• Source data:
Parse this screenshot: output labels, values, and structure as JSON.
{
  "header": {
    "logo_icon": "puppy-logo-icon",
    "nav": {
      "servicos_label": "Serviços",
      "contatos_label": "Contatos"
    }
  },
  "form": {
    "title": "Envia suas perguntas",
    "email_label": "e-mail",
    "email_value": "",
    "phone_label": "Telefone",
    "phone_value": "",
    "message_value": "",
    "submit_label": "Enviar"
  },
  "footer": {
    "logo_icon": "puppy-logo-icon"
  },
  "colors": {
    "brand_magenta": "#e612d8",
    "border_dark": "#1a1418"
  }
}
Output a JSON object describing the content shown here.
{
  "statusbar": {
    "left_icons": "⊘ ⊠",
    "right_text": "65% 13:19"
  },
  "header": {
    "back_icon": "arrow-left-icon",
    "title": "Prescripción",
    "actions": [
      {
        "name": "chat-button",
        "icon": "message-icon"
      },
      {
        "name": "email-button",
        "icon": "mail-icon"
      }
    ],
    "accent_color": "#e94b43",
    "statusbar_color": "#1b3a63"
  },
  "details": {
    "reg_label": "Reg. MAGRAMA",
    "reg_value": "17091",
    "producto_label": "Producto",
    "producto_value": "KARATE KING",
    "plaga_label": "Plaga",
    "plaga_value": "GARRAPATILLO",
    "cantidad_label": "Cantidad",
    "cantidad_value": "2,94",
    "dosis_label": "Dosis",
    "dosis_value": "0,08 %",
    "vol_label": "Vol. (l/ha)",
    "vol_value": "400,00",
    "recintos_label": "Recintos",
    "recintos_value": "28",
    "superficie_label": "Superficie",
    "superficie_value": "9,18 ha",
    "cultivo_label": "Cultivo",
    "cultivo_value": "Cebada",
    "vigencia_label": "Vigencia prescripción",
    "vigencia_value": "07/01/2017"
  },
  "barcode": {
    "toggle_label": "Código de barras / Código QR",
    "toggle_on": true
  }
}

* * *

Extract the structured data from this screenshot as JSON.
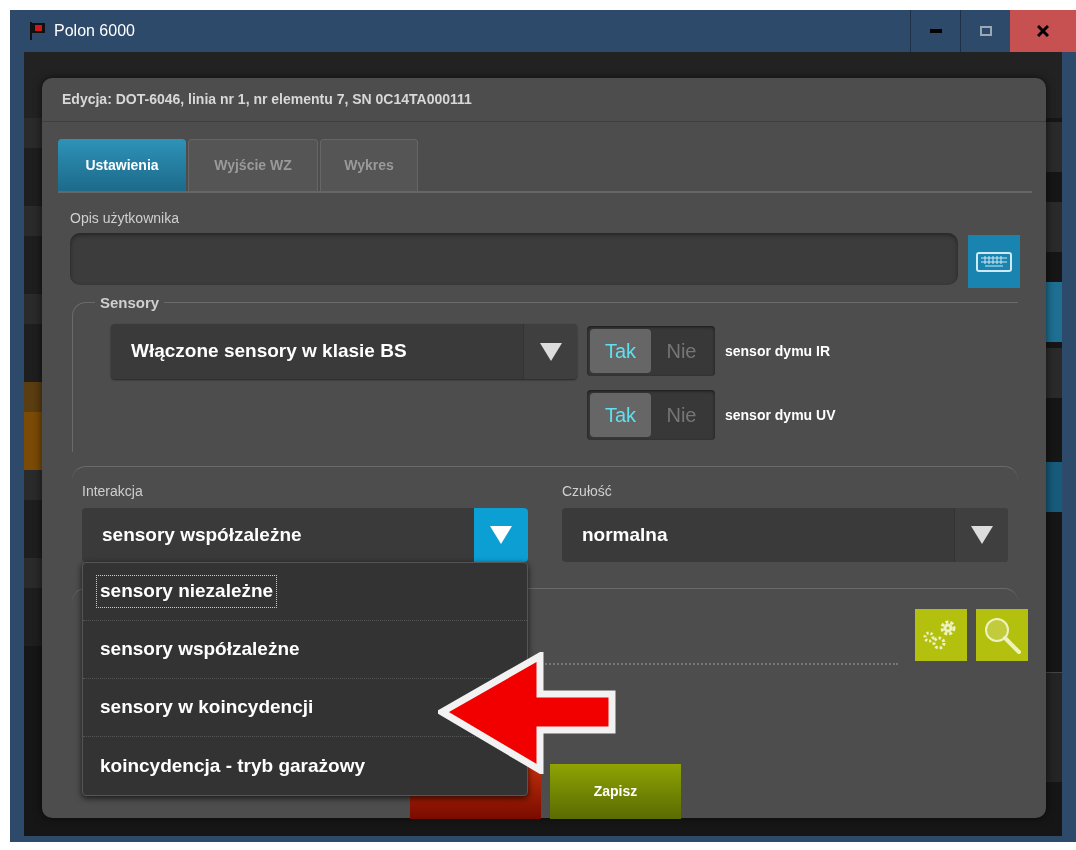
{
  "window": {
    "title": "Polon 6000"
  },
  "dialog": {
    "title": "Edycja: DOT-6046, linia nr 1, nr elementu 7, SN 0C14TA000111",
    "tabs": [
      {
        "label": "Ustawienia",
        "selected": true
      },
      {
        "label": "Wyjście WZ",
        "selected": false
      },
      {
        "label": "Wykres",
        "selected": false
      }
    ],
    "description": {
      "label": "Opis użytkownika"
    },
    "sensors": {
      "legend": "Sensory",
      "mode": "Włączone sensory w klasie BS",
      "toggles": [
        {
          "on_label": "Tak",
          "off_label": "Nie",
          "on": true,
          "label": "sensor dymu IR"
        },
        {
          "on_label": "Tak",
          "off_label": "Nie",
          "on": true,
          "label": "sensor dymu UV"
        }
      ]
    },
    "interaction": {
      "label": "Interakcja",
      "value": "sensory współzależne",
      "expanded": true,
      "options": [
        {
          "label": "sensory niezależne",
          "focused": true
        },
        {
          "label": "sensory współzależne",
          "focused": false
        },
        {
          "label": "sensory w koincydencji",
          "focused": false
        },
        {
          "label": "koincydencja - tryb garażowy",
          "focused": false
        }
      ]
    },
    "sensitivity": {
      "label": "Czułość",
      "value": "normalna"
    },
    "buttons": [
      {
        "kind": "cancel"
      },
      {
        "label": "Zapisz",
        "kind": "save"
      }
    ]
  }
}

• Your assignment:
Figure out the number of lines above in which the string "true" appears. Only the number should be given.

• Written response:
6